As a result of the various electoral reforms implemented in the name of fighting corruption over the years, the Quebec government has modified the way political parties are funded. The state, through Élections Québec, now finances the political parties to the tune of 72.9 per cent, or $10,693,201. Of that percentage, 96.7 per cent is found in the hands of the cartel parties at the National Assembly.
Financing takes place on four fronts. First, the state provides an allocation to the political parties based on the vote during provincial elections. That allocation is obtained by multiplying the number of electors registered on the List of Electors, by an amount of $1.56 per vote. That allocation is then apportioned between the parties based on the number of valid votes obtained during the election. That revenue, called an allocation, represents 87.7 per cent of the state’s financial contribution to the political parties.

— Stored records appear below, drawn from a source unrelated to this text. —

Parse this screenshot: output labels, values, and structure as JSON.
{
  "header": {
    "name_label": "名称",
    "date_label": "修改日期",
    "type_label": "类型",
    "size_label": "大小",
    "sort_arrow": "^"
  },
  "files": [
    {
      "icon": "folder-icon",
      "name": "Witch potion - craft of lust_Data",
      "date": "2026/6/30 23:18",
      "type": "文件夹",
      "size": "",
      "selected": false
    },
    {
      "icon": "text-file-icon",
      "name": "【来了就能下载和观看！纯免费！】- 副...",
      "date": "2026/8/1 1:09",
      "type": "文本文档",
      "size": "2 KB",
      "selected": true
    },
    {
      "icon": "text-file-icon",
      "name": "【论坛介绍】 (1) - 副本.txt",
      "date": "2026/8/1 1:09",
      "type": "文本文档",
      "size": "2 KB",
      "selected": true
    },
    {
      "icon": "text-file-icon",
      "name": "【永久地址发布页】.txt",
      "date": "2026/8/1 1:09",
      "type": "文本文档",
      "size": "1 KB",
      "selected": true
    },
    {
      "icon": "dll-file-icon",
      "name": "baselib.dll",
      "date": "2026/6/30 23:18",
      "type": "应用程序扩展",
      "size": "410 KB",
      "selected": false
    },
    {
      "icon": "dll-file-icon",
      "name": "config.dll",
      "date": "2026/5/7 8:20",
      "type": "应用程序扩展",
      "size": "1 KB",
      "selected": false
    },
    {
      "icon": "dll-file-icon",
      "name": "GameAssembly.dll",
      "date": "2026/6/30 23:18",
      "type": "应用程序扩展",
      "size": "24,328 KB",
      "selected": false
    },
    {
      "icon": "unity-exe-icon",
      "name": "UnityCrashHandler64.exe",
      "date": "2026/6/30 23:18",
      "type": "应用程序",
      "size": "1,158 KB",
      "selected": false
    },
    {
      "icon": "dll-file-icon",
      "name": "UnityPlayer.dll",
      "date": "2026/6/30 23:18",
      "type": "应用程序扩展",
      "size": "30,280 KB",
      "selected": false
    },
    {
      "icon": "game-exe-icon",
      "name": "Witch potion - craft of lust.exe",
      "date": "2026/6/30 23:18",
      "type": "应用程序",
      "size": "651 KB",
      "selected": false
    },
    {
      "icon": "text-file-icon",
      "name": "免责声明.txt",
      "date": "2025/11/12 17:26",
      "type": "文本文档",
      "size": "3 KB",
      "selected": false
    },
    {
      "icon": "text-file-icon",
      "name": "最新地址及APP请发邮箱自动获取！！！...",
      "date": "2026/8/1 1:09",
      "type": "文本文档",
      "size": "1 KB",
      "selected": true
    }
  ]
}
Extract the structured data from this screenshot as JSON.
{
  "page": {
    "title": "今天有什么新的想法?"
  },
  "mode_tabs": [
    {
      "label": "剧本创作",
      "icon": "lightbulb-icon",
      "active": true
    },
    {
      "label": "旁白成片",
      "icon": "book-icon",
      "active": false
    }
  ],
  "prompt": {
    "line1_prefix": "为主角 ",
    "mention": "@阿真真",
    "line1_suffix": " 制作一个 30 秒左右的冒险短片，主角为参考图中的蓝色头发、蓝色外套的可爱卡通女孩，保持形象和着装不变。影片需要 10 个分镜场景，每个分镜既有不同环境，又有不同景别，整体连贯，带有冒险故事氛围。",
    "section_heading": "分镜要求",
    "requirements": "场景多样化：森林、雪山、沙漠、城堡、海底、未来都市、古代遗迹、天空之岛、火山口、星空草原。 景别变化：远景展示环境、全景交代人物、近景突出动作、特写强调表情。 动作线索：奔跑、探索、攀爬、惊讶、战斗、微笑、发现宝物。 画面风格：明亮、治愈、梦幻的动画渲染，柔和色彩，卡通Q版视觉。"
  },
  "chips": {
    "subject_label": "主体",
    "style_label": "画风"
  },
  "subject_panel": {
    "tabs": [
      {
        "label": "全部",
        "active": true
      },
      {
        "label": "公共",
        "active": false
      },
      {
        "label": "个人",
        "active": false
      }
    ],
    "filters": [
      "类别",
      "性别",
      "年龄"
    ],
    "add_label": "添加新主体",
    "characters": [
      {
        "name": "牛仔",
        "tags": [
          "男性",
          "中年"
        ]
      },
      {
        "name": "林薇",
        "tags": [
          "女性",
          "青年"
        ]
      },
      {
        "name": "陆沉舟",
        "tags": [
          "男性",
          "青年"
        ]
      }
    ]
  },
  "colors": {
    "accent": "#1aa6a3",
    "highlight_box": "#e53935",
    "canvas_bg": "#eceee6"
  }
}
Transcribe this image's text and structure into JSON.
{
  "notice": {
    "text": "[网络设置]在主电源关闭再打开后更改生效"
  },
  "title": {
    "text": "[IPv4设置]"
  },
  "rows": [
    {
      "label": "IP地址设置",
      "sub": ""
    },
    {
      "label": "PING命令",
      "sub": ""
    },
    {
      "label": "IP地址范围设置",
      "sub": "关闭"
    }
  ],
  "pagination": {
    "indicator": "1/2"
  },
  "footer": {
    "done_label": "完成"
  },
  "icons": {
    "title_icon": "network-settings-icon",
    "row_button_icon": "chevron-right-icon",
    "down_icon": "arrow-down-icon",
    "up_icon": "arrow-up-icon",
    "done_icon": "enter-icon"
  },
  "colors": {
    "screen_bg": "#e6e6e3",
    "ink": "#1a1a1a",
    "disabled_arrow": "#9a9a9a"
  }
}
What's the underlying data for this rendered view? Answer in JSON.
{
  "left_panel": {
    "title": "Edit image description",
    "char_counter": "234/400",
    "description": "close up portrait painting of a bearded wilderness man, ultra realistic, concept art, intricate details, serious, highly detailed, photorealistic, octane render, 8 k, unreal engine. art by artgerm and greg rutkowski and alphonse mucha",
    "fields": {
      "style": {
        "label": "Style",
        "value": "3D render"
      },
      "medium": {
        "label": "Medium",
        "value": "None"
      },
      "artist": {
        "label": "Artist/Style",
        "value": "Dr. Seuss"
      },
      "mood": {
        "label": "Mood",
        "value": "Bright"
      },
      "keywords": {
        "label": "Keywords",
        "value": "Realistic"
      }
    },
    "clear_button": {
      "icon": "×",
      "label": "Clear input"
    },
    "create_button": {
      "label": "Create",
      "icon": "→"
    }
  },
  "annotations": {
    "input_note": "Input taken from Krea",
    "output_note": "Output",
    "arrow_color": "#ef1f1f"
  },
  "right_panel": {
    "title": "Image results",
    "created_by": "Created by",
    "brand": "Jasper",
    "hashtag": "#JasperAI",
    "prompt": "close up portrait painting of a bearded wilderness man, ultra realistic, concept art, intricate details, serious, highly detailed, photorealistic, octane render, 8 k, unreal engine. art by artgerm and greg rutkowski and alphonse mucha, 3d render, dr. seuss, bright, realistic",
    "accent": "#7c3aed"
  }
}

Then there are what are referred to as matching revenues that are calculated as follows: for each dollar contributed to a political party, the state provides $2.50, up to a maximum contribution of $20,000. Therefore, $20,000 in contributions gives rise to a total of $50,000 for a party. After that, for each additional dollar contributed, the state gives $1, up to a maximum of $200,000. Matching revenues represent 10.6 per cent of the state’s financial participation. In 2017, in terms of political contributions, authorized entities collected 36,857 contributions, for a total of $2,233,568 from 31,878 electors, or 0.53 per cent of the total number of electors. Notably, a contributor can give a maximum of $100 per political party and during an electoral year, can give a maximum of $200.
The state also reimburses half the audit fees for the financial report every year, to a maximum of $15,000.
Finally, the state reimburses the electoral expenses of political parties who have garnered at least one per cent of the vote. It also reimburses the election expenses of candidates who obtain at least 15 per cent of the vote.
In the opinion of the PMLQ, it is the political process that should be funded, not the parties. Public funds should be placed at the disposal of the entire population to enable them to participate in public affairs.